Aim of the exercise: Which lines of the records below contain the string "name"? Report each of them.

[Data entries]
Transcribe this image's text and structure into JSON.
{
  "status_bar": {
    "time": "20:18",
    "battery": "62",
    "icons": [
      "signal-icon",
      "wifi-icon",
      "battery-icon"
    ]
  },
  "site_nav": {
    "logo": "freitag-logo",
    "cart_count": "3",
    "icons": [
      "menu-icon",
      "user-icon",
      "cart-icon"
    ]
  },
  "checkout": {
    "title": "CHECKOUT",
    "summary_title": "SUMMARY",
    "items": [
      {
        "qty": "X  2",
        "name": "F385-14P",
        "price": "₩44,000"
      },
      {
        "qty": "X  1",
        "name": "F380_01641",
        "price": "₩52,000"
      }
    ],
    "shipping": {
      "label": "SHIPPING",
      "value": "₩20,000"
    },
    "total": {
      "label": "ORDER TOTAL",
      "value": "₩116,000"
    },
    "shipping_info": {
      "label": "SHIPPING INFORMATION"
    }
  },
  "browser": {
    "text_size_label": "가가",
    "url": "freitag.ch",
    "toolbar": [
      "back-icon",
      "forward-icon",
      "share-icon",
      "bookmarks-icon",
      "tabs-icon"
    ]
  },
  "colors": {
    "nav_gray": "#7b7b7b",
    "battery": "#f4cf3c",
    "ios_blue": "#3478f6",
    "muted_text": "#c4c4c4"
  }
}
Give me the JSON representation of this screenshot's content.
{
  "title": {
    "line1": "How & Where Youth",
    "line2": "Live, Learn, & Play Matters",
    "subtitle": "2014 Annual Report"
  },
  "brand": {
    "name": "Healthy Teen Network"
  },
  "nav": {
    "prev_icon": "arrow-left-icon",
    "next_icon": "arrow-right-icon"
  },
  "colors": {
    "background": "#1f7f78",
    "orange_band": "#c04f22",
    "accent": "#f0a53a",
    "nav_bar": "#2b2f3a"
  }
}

Finished exercise:
        "name": "F385-14P",
        "name": "F380_01641",
    "name": "Healthy Teen Network"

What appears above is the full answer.